If you buy a new vehicle, you should get a qualified mechanic (who does not have anything to do with the seller who sold you the vehicle) to do a full inspection before your warranty runs out. The mechanic can point out any problems while your vehicle is still under warranty—saving you money later.

Statutory warranty for used vehicles

In certain circumstances, you are entitled to a warranty at no extra cost when you buy a used vehicle from a licensed:

  • motor dealer
  • chattel auctioneer.

We call this a statutory warranty. It protects you from financial loss if your vehicle is faulty.

When they apply

A statutory warranty covers you when the vehicle’s:

  • odometer reading is less than 160,000km
  • date of manufacture is less than 10 years before the sale date.

The warranty expires after 3 months or the first 5,000km.

When they don’t apply

The following vehicles do not have a statutory warranty:

  • vehicles that are out of the warranty period
  • motorcycles
  • caravans
  • commercial vehicles
  • vehicles being sold on consignment for a private seller
  • vehicles that can’t be registered because of their design
  • vehicles that are on the ‘written-off’ register.

Dealers or auctioneers must tell you if a vehicle does not come with a statutory warranty.

They can do this by:

  • clearly stating it in any advertisements for the vehicle
  • putting a notice on the windshield or price tag
  • placing signs at the main entrance to the dealership.

What they cover

Your statutory warranty will cover most defects.

Your vehicle has a defect if a part:

  • does not do what it is supposed to do
  • has worn out so much that it no longer works.

A statutory warranty does not cover defects in:

  • tyres or tyre tubes, batteries, fitted airbags or radiator hoses
  • lights (other than a warning light or a turn indicator light used as a hazard light)
  • installed radio, tape recorder or CD player
  • aerial, spark plug, wiper rubber, distributor point, oil or oil filer, heater hose, fuel or air filter
  • paintwork or upholstery.

Statutory warranty also doesn’t cover:

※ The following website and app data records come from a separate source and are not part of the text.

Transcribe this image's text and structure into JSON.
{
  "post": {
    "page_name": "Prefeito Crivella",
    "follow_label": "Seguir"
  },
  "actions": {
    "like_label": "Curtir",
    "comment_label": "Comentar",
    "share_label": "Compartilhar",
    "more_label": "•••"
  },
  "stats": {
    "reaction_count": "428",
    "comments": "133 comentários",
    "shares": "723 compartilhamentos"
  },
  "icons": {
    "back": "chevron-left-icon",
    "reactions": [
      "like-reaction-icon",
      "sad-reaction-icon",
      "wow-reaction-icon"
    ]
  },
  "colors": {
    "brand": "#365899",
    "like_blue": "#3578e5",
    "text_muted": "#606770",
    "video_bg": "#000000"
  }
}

  • accidental damage due to your own misuse or negligence
  • anything that you fitted to the vehicle after the time of sale.

Making a claim

If your vehicle needs repairs under your statutory warranty, you must give written notice to the warrantor of the defect.

The warrantor must:

  • decide if the defects are covered by your statutory warranty
  • respond in writing within 5 days
  • tell you how to get your vehicle fixed.

If the warrantor does not respond in writing within 5 days, they are taken to have accepted that:

  • the statutory warranty does cover the defects
  • they will be responsible for repairing your vehicle.

Getting the repairs

You will have to deliver the vehicle to either:

  • the warrantor
  • an authorised repairer of their choice.

They will have 14 days to fix your vehicle. You get an extra day added to your statutory warranty for each day of repairs.

The authorised repairer should be less than 20km from the warrantor’s place of business. They may only use a more distant repairer if you agree to it.

If your vehicle is more than 200km from the warrantor’s place of business, they may choose to:

  • nominate the nearest qualified repairer
  • pay delivery costs if they decide to use another repairer.

Resolving disputes

You should always try to resolve any disputes with the dealer. If you are not happy with the dealer’s response, you should then make a complaint to the Office of Fair Trading.